How are Motorcycles More Dangerous Than Cars on The Road?
According to the National Highway Traffic Safety Administration (NHTSA), motorcycle riders are more vulnerable than drivers inside cars and trucks. They also have a higher chance of getting injured or killed on the road. Motorcyclists are likewise overrepresented in deadly road accidents, with more than 5,000 riders dying in motorcycle accidents in 2019.
The problem is that motorcycles are less visible and stable than cars and typically come with high-performance features. When a motorcycle crashes, the rider doesn’t have the protection afforded to enclosed cars, so the rider has a higher risk of sustaining more serious injuries or getting killed. The NHTSA estimates that the number of motorcyclist deaths in 2018, per mile traveled, was about 27 times more than the number of deaths involving car occupants.
Dangers of Motorcycling
Besides motorcycles being significantly less crashworthy than enclosed cars, operating a motorcycle likewise requires an entirely different set of mental and physical skills than those required for driving cars. Additionally, motorcycle riders and their passengers are naturally more susceptible to various hazards of road and fluctuating weather conditions than car drivers and passengers.
Furthermore, a combination of various factors could result in car drivers to overlook motorcycle riders and consequently fail to give them right-of-way:
- A lot of drivers don’t expect regular encounters with motorcycle riders while in traffic.
- Motorcyclists and passengers usually make up a small number of the overall traffic mix, reducing their visual recognition.
- Motorcycles are small visual targets, making them more likely to go unnoticed in traffic. However, drivers who likewise ride motorcycles and/or those with close friends or family members who are motorcyclists are more likely to notice motorcycles on the road and are less likely to get into an accident with motorcyclists. This means that if drivers train themselves to anticipate motorcyclists, they can see motorcyclists that they might have otherwise not noticed.

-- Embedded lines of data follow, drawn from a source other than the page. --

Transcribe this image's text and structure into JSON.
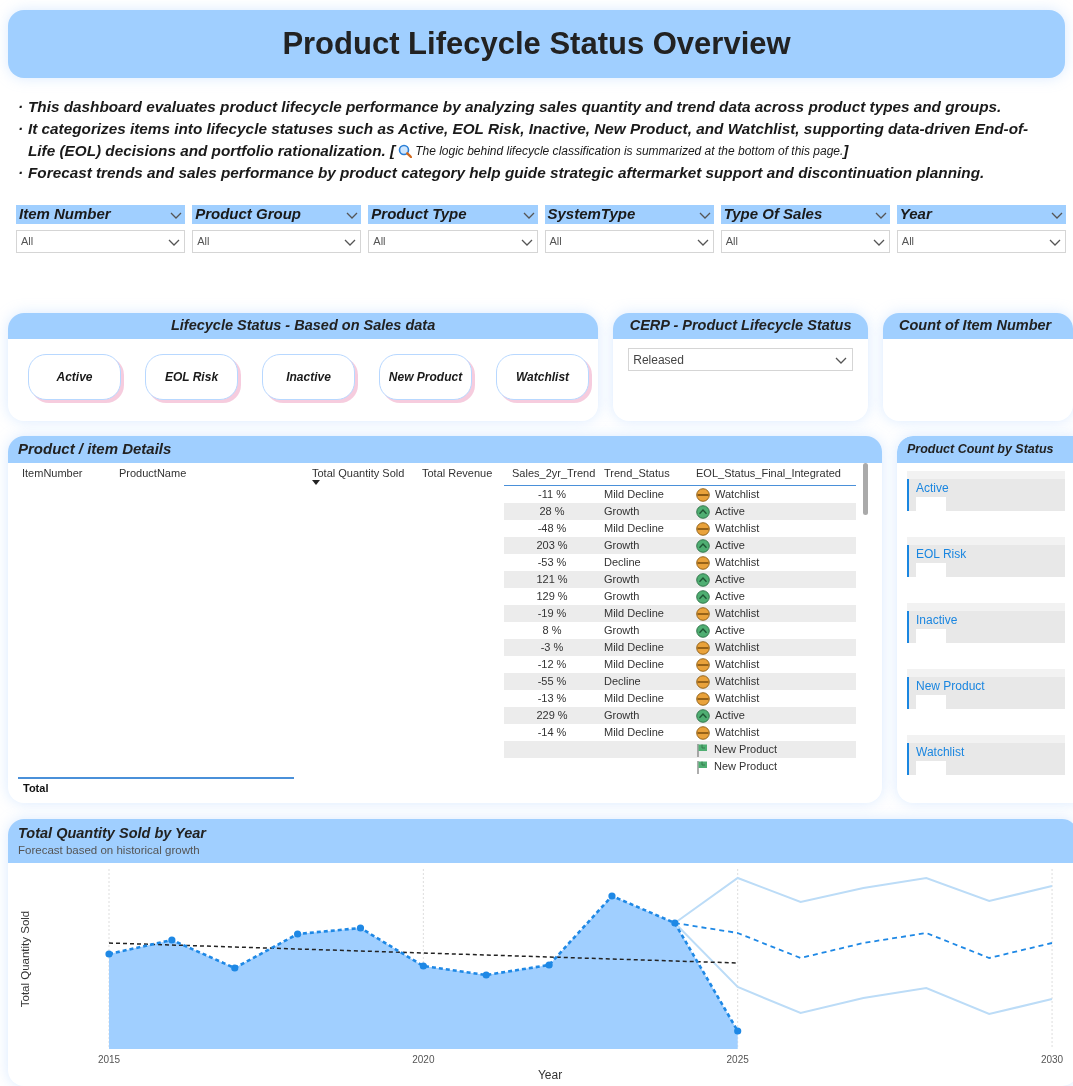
{
  "header": {
    "title": "Product Lifecycle Status Overview"
  },
  "description": [
    {
      "marker": "·",
      "text": "This dashboard evaluates product lifecycle performance by analyzing sales quantity and trend data across product types and groups."
    },
    {
      "marker": "·",
      "lines": [
        "It categorizes items into lifecycle statuses such as Active, EOL Risk, Inactive, New Product, and Watchlist, supporting data-driven End-of-",
        "Life (EOL) decisions and portfolio rationalization. ["
      ],
      "note": "The logic behind lifecycle classification is summarized at the bottom of this page.",
      "close": "]"
    },
    {
      "marker": "·",
      "text": "Forecast trends and sales performance by product category help guide strategic aftermarket support and discontinuation planning."
    }
  ],
  "filters": [
    {
      "label": "Item Number",
      "value": "All"
    },
    {
      "label": "Product Group",
      "value": "All"
    },
    {
      "label": "Product Type",
      "value": "All"
    },
    {
      "label": "SystemType",
      "value": "All"
    },
    {
      "label": "Type Of Sales",
      "value": "All"
    },
    {
      "label": "Year",
      "value": "All"
    }
  ],
  "lifecycle_status": {
    "title": "Lifecycle Status - Based on Sales data",
    "buttons": [
      "Active",
      "EOL Risk",
      "Inactive",
      "New Product",
      "Watchlist"
    ]
  },
  "cerp_status": {
    "title": "CERP - Product Lifecycle Status",
    "value": "Released"
  },
  "count_card": {
    "title": "Count of Item Number"
  },
  "details": {
    "title": "Product / item Details",
    "columns": [
      {
        "label": "ItemNumber",
        "sorted": false
      },
      {
        "label": "ProductName",
        "sorted": false
      },
      {
        "label": "Total Quantity Sold",
        "sorted": true
      },
      {
        "label": "Total Revenue",
        "sorted": false
      },
      {
        "label": "Sales_2yr_Trend",
        "sorted": false
      },
      {
        "label": "Trend_Status",
        "sorted": false
      },
      {
        "label": "EOL_Status_Final_Integrated",
        "sorted": false
      }
    ],
    "rows": [
      {
        "trend": "-11 %",
        "status": "Mild Decline",
        "kind": "watchlist",
        "eol": "Watchlist"
      },
      {
        "trend": "28 %",
        "status": "Growth",
        "kind": "active",
        "eol": "Active"
      },
      {
        "trend": "-48 %",
        "status": "Mild Decline",
        "kind": "watchlist",
        "eol": "Watchlist"
      },
      {
        "trend": "203 %",
        "status": "Growth",
        "kind": "active",
        "eol": "Active"
      },
      {
        "trend": "-53 %",
        "status": "Decline",
        "kind": "watchlist",
        "eol": "Watchlist"
      },
      {
        "trend": "121 %",
        "status": "Growth",
        "kind": "active",
        "eol": "Active"
      },
      {
        "trend": "129 %",
        "status": "Growth",
        "kind": "active",
        "eol": "Active"
      },
      {
        "trend": "-19 %",
        "status": "Mild Decline",
        "kind": "watchlist",
        "eol": "Watchlist"
      },
      {
        "trend": "8 %",
        "status": "Growth",
        "kind": "active",
        "eol": "Active"
      },
      {
        "trend": "-3 %",
        "status": "Mild Decline",
        "kind": "watchlist",
        "eol": "Watchlist"
      },
      {
        "trend": "-12 %",
        "status": "Mild Decline",
        "kind": "watchlist",
        "eol": "Watchlist"
      },
      {
        "trend": "-55 %",
        "status": "Decline",
        "kind": "watchlist",
        "eol": "Watchlist"
      },
      {
        "trend": "-13 %",
        "status": "Mild Decline",
        "kind": "watchlist",
        "eol": "Watchlist"
      },
      {
        "trend": "229 %",
        "status": "Growth",
        "kind": "active",
        "eol": "Active"
      },
      {
        "trend": "-14 %",
        "status": "Mild Decline",
        "kind": "watchlist",
        "eol": "Watchlist"
      },
      {
        "kind": "new",
        "eol": "New Product"
      },
      {
        "kind": "new",
        "eol": "New Product"
      }
    ],
    "total_label": "Total"
  },
  "product_count": {
    "title": "Product Count by Status",
    "items": [
      "Active",
      "EOL Risk",
      "Inactive",
      "New Product",
      "Watchlist"
    ]
  },
  "chart": {
    "title": "Total Quantity Sold by Year",
    "subtitle": "Forecast based on historical growth",
    "xlabel": "Year",
    "ylabel": "Total Quantity Sold",
    "xticks": [
      "2015",
      "2020",
      "2025",
      "2030"
    ]
  }
}
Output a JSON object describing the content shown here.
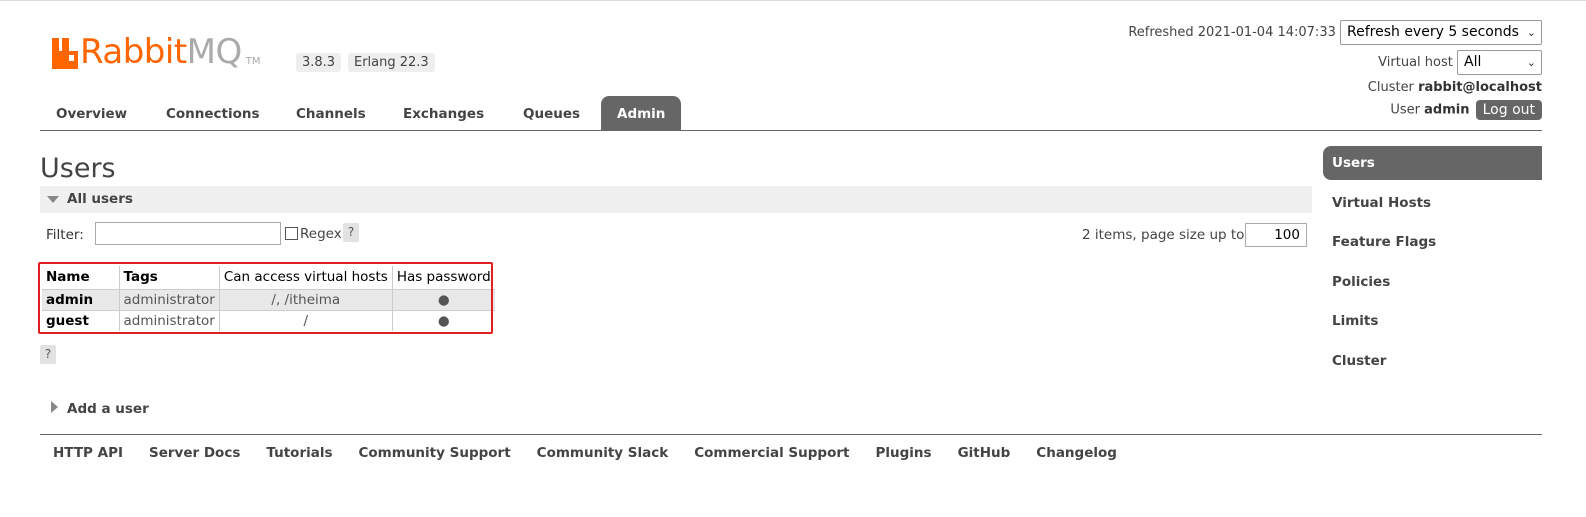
{
  "brand": {
    "name_orange": "Rabbit",
    "name_gray": "MQ",
    "tm": "TM",
    "version": "3.8.3",
    "erlang": "Erlang 22.3"
  },
  "header": {
    "refreshed_text": "Refreshed 2021-01-04 14:07:33",
    "refresh_select": "Refresh every 5 seconds",
    "virtual_host_label": "Virtual host",
    "virtual_host_select": "All",
    "cluster_label": "Cluster",
    "cluster_value": "rabbit@localhost",
    "user_label": "User",
    "user_value": "admin",
    "logout_label": "Log out"
  },
  "tabs": [
    "Overview",
    "Connections",
    "Channels",
    "Exchanges",
    "Queues",
    "Admin"
  ],
  "active_tab": "Admin",
  "page": {
    "title": "Users",
    "section_all_users": "All users",
    "filter_label": "Filter:",
    "filter_value": "",
    "regex_label": "Regex",
    "help": "?",
    "paging_text": "2 items, page size up to",
    "page_size": "100",
    "add_user": "Add a user"
  },
  "table": {
    "columns": [
      "Name",
      "Tags",
      "Can access virtual hosts",
      "Has password"
    ],
    "rows": [
      {
        "name": "admin",
        "tags": "administrator",
        "vhosts": "/, /itheima",
        "has_password": "●"
      },
      {
        "name": "guest",
        "tags": "administrator",
        "vhosts": "/",
        "has_password": "●"
      }
    ]
  },
  "sidebar": {
    "items": [
      "Users",
      "Virtual Hosts",
      "Feature Flags",
      "Policies",
      "Limits",
      "Cluster"
    ],
    "active": "Users"
  },
  "footer": {
    "links": [
      "HTTP API",
      "Server Docs",
      "Tutorials",
      "Community Support",
      "Community Slack",
      "Commercial Support",
      "Plugins",
      "GitHub",
      "Changelog"
    ]
  },
  "colors": {
    "brand_orange": "#ff6600",
    "active_tab": "#666666",
    "highlight_box": "#e02020"
  }
}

- These visual issues are further compounded by various visual limitations in car drivers:
- Cars have blind spots and several obstructions, such as door pillars, areas that can’t be seen in mirrors, and passengers’ heads, which could hide motorcyclists on the road.
- Other circumstances that can affect the vehicle, including glare, cargo, and precipitation, could further block a driver’s view.
- Various environmental factors and objects beyond the car, including roadside distractions, other vehicles, and light patterns could make it tougher for drivers to notice motorcycles in traffic.
- Driver distractions, including cell phone use, eating, passengers, applying makeup, reading, shaving, tinkering with the radio, and using portable electronic devices, among many others, continue to be top factors in motorcycle and car collisions.
Talk to a Skilled FL Motorcycle Accident Attorney Today
Injured while riding your motorcycle in Florida? Do not hesitate to reach out to the Tragos, Sartes, & Tragos law firm for legal guidance. Our FL motorcycle accident attorney can discuss your case, lay out all your legal options, and help ensure that you recover the compensation you deserve for all your losses. Arrange a free evaluation of your case with our FL motorcycle accident attorney by calling 727-441-9093 or filling out our online contact form.